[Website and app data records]
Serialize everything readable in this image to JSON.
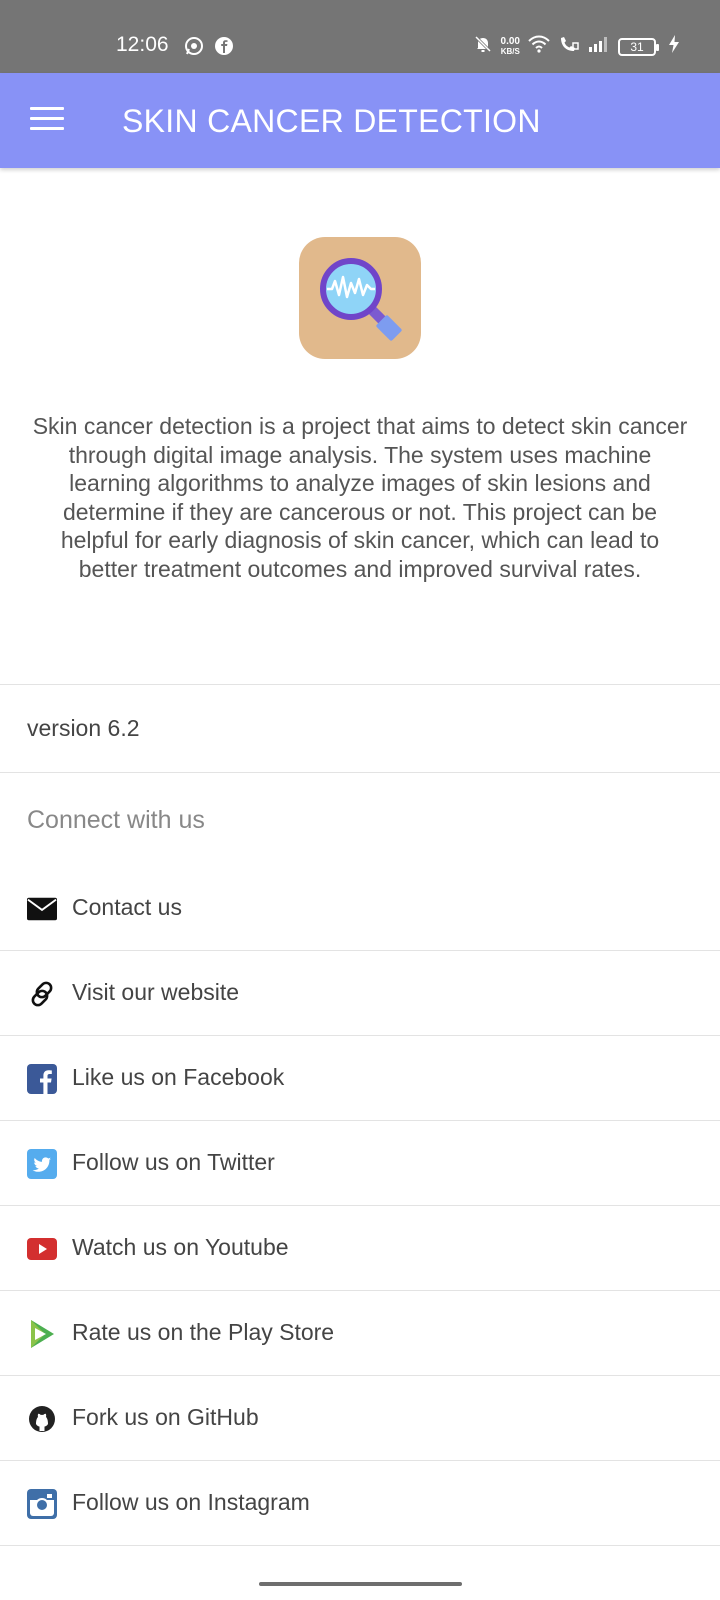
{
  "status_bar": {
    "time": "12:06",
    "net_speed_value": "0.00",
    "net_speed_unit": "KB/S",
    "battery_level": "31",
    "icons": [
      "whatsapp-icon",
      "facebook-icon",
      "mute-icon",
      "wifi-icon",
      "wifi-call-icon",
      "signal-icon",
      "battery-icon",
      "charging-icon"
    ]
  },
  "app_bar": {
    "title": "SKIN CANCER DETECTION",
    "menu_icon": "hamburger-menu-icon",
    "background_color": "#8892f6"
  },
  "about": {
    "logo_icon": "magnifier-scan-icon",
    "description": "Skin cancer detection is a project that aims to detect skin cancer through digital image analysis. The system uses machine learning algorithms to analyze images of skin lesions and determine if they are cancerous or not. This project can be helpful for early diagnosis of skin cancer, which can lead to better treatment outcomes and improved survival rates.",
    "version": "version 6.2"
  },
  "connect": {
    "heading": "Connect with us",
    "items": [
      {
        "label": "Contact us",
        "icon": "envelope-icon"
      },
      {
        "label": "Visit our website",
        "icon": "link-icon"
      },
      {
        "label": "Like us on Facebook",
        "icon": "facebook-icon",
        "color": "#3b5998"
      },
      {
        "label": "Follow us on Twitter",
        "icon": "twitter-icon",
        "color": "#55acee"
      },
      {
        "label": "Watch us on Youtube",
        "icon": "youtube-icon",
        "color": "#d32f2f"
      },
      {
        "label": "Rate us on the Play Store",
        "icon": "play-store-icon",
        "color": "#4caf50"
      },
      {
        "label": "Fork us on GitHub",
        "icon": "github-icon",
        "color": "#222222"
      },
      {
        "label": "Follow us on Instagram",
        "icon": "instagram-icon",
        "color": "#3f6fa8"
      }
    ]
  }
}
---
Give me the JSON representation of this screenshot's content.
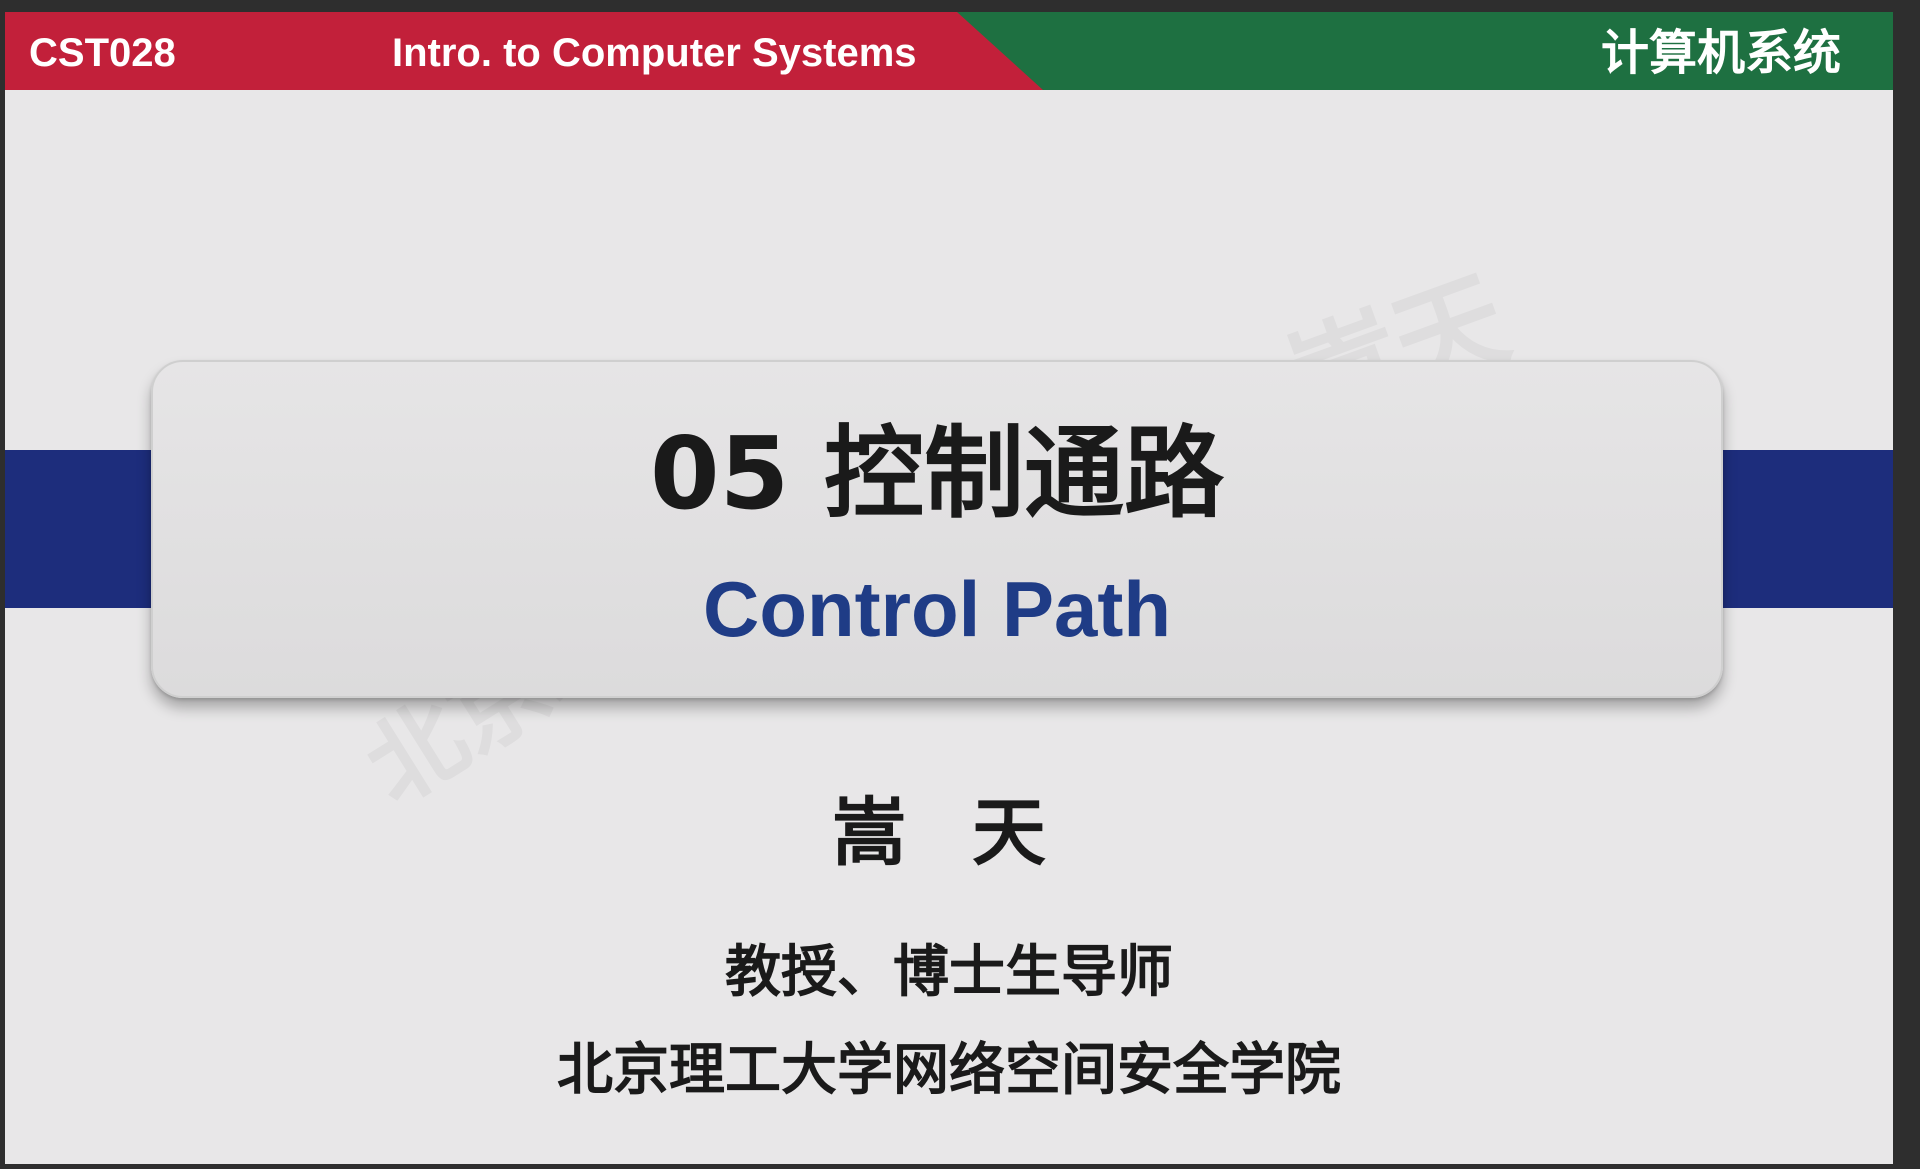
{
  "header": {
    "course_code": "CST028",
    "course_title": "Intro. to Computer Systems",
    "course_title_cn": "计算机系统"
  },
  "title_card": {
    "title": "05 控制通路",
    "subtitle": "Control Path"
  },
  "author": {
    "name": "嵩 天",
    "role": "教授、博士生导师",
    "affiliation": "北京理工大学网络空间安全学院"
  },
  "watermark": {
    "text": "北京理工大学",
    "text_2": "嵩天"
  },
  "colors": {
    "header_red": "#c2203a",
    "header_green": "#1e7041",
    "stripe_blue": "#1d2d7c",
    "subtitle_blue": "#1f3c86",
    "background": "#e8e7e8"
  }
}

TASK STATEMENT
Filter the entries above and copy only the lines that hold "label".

SOLUTION FOR THIS PROBLEM
        "label": "Contact us",
        "label": "Visit our website",
        "label": "Like us on Facebook",
        "label": "Follow us on Twitter",
        "label": "Watch us on Youtube",
        "label": "Rate us on the Play Store",
        "label": "Fork us on GitHub",
        "label": "Follow us on Instagram",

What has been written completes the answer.